For the past several months LivingSocial has been announcing to the world that it was going to overtake Groupon for the number one spot in the daily deals industry and what was once called a distance second must now be referred to as gaining. The Washington, D.C.- based daily deals purveyor, currently sitting in the number two spot, has made some impressive moves, with their $175 million funding from Amazon, an Amazon gift card deal that beat out Groupon’s record Gap deal and a Super Bowl ad that at least didn’t reach the level of suck that Groupon’s controversial ads did.
Of course with success comes the same problems and litany of complaints that the bigger players face and in this case, just like Groupon, LivingSocial has been hit with a law suit claiming that they are violating consumer protection laws by including expiration dates on their “certificates” aka vouchers and that the site is cheating customers out of leftover funds.
The problem comes with the wording and interpretation of the law. Neither Groupon nor LivingSocial call their vouchers gift certificates, and despite the fact that reporters, journalists and even plaintiffs’ attorneys repeatedly call them gift certificates, doesn’t make it so in terms of the law (yet). Even in the case of LivingSocial’s Amazon gift certificate, it could be argued that the site was selling vouchers toward Amazon gift certificates and not the actual gift certificate which would then be the responsibility of Amazon.
What does seen to be confusing for many is that, at least in Groupon’s case, they state that gift certificate laws apply, but to their vouchers, not gift certificates. This is obviously an attempt on their part to make sure they are covered legally, but in reality it only serves to confuse.
According to Ad Law Access a Washington, D.C.-based advertising law information site:
Approximately half the states have laws that either restrict or prohibit expiration dates. In addition, a recent federal law requires gift certificates to be valid for at least 5 years. The plaintiffs in these cases are arguing that the Groupon and LivingSocial deals constitute gift certificates and that the expiration on the deals violate federal and state laws. In addition, the plaintiffs in the LivingSocial lawsuit are arguing that the no cash back provision on the company’s deals violates a Washington law that requires issuers to give cash back, under certain circumstances.
These lawsuits demonstrate that plaintiff’s lawyers are attempting to stretch gift certificate laws to cover various types of offers that don’t fit the traditional mold of gift certificates.

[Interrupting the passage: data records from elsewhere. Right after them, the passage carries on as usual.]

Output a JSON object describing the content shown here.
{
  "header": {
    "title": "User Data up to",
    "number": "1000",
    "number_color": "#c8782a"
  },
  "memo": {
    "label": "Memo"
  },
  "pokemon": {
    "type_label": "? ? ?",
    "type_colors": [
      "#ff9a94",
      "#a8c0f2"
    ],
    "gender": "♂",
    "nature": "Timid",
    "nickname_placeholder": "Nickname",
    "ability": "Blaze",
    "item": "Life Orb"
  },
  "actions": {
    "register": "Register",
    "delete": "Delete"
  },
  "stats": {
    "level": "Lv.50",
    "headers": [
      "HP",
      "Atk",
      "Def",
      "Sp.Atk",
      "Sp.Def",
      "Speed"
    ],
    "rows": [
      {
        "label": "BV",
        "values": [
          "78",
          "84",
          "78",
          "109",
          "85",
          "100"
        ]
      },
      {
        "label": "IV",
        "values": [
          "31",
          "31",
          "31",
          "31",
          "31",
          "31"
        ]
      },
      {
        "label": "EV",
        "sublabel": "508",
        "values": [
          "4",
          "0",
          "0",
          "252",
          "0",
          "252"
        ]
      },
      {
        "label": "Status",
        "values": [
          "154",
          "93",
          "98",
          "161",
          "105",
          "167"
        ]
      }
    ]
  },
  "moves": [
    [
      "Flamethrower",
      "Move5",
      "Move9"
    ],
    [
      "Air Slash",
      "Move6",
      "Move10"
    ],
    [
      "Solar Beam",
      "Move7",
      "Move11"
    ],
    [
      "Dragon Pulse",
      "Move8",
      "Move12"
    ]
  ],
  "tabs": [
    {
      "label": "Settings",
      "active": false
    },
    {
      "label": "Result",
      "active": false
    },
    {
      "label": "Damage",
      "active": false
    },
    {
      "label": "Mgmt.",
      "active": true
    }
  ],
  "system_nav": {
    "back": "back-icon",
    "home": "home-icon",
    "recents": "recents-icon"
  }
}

The gift certificate laws as they apply to Groupon, LivingSocial or any other daily deals or group buying site is unclear and will require a court of law to determine exactly where the term “voucher” fits in. In the meantime it does seem like these sites that claim that customer satisfaction is their number one priority, would try to clarify some of these issues in something other than the confusing legalese they are currently using.